10 Basic Tips to Protect Your Belongings from Pickpockets in Amsterdam
Although millions of people have fallen victim to petty theft, it is most certainly not a reason to avoid the riches of Amsterdam. Prepare for your departure to avoid being a target on your trip. Travel companies have even created specialized products to help you keep your belongings safe while viewing the wonders of the world; take advantage of these tools.
- Research ahead of time to determine areas with high pickpocketing activity. Either avoid these areas or be vigilant when traveling through.
- “Ga Weg!” – ”Get Lost!” Learn a few Dutch phrases to catch the pickpockets off guard.
- Appear confident, even if you are nervous, or lost. If you do get lost, step into a café or museum lobby to review your map.
- Avoid talking to strangers. If unavoidable, stay alert and keep some distance when speaking with them.
- Use ATMs located in bank lobbies during bank opening hours. Block the keypad when entering your PIN.

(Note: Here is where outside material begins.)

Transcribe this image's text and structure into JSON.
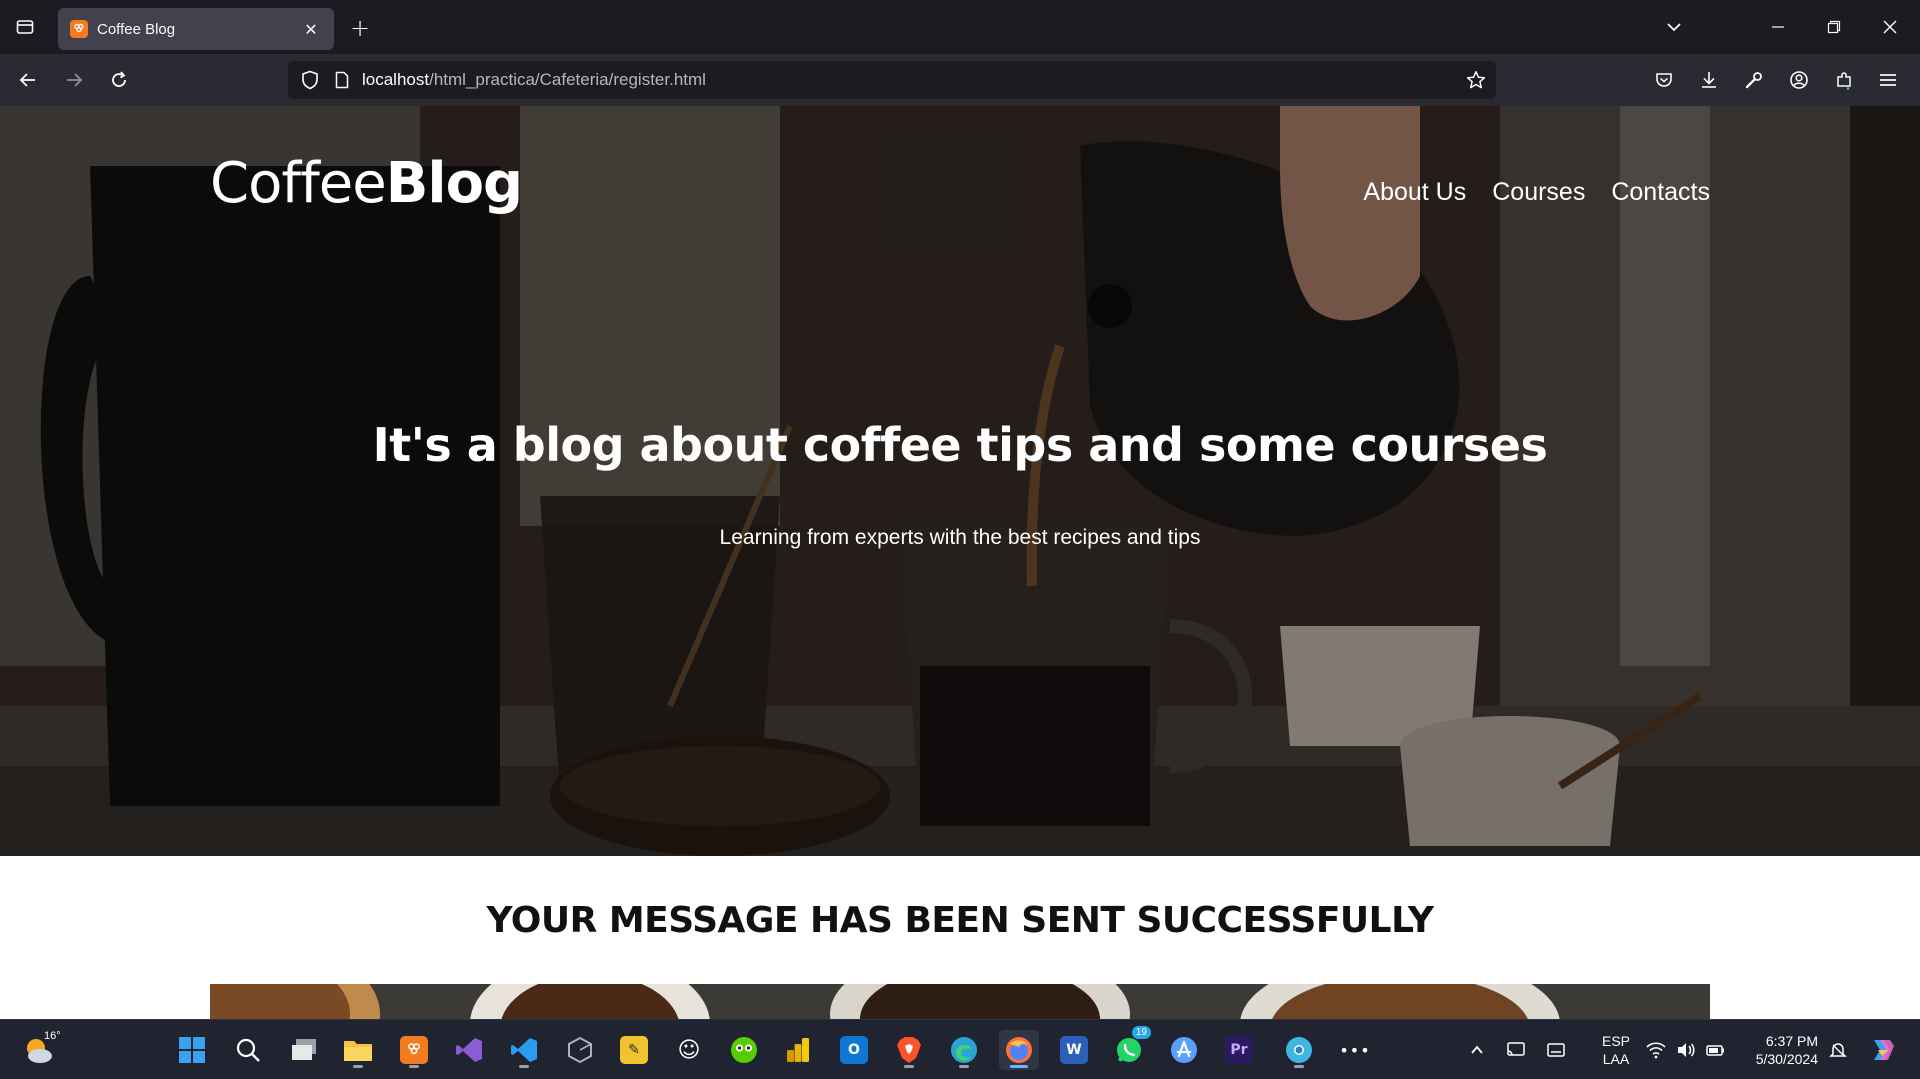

- During the day, walk on the sunny side of the street and avoid empty streets or alleys. Most pickpockets lurk in the shade.
- Be suspicious of strangers who try to position themselves close to you.
- Be on high alert in areas that are crowded and create the opportunity for people to easily bump into one another: buses, trams, open-air markets, etc.
- If possible, travel in groups – safety in numbers.
- Try to dress like the locals, no shorts, flip-flops, baseball caps, etc.
- When traveling on a tram, attempt to find a seat. If a seat is not available, try not to stand by the doors or near the attendant on board.
- Do not pull out cash in public to avoid drawing attention to you. Keep your money spread out in multiple locations.
- Leave large amounts of cash in the hotel safe.
- Do not examine your map while in a crowded area. Try to study your map before leaving the hotel or while sitting at a restaurant.
- If you carry a backpack or purse in a crowded place, wear the backpack on the front, or your purse across your body.
- When speaking English, speak quietly, so you do not alert pickpockets that you are a tourist.
- Never leave your purse or jacket hanging on the back of a chair.
- If you suspect that you are being followed, do something unpredictable and go into a store. This will catch the pickpocket off guard.
- Do not buy or accept products off of the street.
- Last, prepare for the worst and gather pertinent information such as: credit card phone numbers, make two photocopies of your passport, make additional copies of tickets and hotel reservation information.
Products to Keep Your Belongings Safe from Pickpockets
Travel companies have developed products that provide an additional level of security for valuables, thus giving travelers peace of mind. Such products include special slash-proof backpacks with locks, a portable travel safe, plus travel wallets, waterproof pouches, and wrist, arm or leg wallets.
When making a tour through Europe by car, use a cable locking system with an alarm to help detour thieves. Whether in the trunk of your car or in your hotel room, the Retractasafe with a 24-inch retractable steel cable will help keep your belongings in place.
To carry your passport, money, tickets and credit cards safely around town, hide your belongings in a PouchSafe neck wallet. This version of the neck wallet has a slash-proof strap, three secure pockets and is lightweight and washable making it difficult for pocket thieves to locate and access.
Don’t miss that great camera shot because your camera is locked securely in your travel pack. Use a CarrySafe 100 camera security strap to keep your camera easily accessible and safe. Avoid the threat of “cut-and-run” with this steel reinforced strap, comfort neck pad and the ability to directly attach to the camera.